Sunday, March 15, 2015

A House on Main Street

Houses that have survived northern winters are like old sailing ships that have crossed the ocean. They're leaky and battered, with the paint barely holding on.

Saugerties Main Street, gouache, 5 x 8 inches
I painted this Victorian house while sitting in my car in a parking lot behind a diner. It was too cold and windy to set up my gouache easel outside. 

The eye level is just beneath the picture so that I could focus on the roofline. The palette is limited to white, black, burnt sienna, cadmium yellow deep, and ultramarine in order to emphasize contrasts in color temperature.

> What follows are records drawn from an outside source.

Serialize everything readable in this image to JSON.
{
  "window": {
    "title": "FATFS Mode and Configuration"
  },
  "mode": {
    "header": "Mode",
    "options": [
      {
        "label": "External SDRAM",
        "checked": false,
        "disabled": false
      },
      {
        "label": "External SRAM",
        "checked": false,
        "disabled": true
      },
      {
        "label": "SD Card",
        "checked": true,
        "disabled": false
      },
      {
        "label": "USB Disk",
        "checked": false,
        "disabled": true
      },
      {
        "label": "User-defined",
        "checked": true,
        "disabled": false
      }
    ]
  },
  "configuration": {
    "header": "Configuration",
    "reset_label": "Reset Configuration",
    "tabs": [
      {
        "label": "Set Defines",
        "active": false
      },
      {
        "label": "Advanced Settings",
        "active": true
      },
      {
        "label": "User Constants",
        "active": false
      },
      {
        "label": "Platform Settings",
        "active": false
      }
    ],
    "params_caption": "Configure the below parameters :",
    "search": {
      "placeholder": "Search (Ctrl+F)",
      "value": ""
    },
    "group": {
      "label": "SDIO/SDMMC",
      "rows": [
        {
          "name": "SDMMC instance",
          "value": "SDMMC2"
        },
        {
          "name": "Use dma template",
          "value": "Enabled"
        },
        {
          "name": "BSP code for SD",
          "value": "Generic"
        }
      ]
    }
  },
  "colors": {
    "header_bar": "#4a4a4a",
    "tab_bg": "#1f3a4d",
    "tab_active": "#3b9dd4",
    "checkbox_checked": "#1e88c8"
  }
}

I used the warmest colors for the down-facing planes, such as the corbel brackets and the arched window tops.

When I arrived, the sunlight was still illuminating the front planes of the structure, but I knew the light effect would change as the front surface fell entirely into shadow within 15 minutes. So I had to hurry to capture the lighting, especially that sliver of light on the arched gable.
Art Supplies
Watercolor sketchbook
Travel brush set


HNK said...

Mr. Gurney, this is fantastic! Can i write some questions to you by email?

Gary said...

Thanks for yet another interesting post. I do wonder about something. Burnt sienna and ultramarine blue make a black. Is there an advantage to using a tube black?

James Gurney said...

Gary, good question. I often leave off the black and use BS and UB, but I had it there for sparing dark accents. Even pure black often appears a dark gray when the gouache dries because the matte surface of the paint scatters a certain amount of the light.

HNK, I have a hard time getting to all the questions, and I prefer to answer them if they're in the comments tied to a specific blog post. But if you have one or two specific questions, I'll try to get you a brief answer.

Unknown said...

I like this painting. The plein air style makes for a very pleasing image to view, not too much minutia. This one sticks out to me for its mood...the house almost looks haunted, it has a lot of character. Thanks for sharing Mr. Gurney.

Rich said...

I haven't come across any cold winter time Edward Hopper painting yet.

Perhaps it would look somehow like this.

Kayla Gaudet said...

Hello Mr. James Gurney,
I recently came across one of your videos on YouTube on how to paint dinosaurs. I was so interested I went along and purchased the download and warched it countless times. I was wondering if you could possibly make a video making a dinosaur sculpture step by step? I was so inspired I went to the art store here down in Louisiana and bought a few boxes of Sculpty. I attempted to sculpt a Allosaurus, one of my favorites from when I was little. His head was coming along, but I just couldn't get the body to stand up correctly without toppling over and breaking. I also bought the wire you were using and watched how you built them, but in the video it goes by so quickly I can't really see how you make the skeleton for them. Thank you again for your videos! :)

krystal said...

Love it!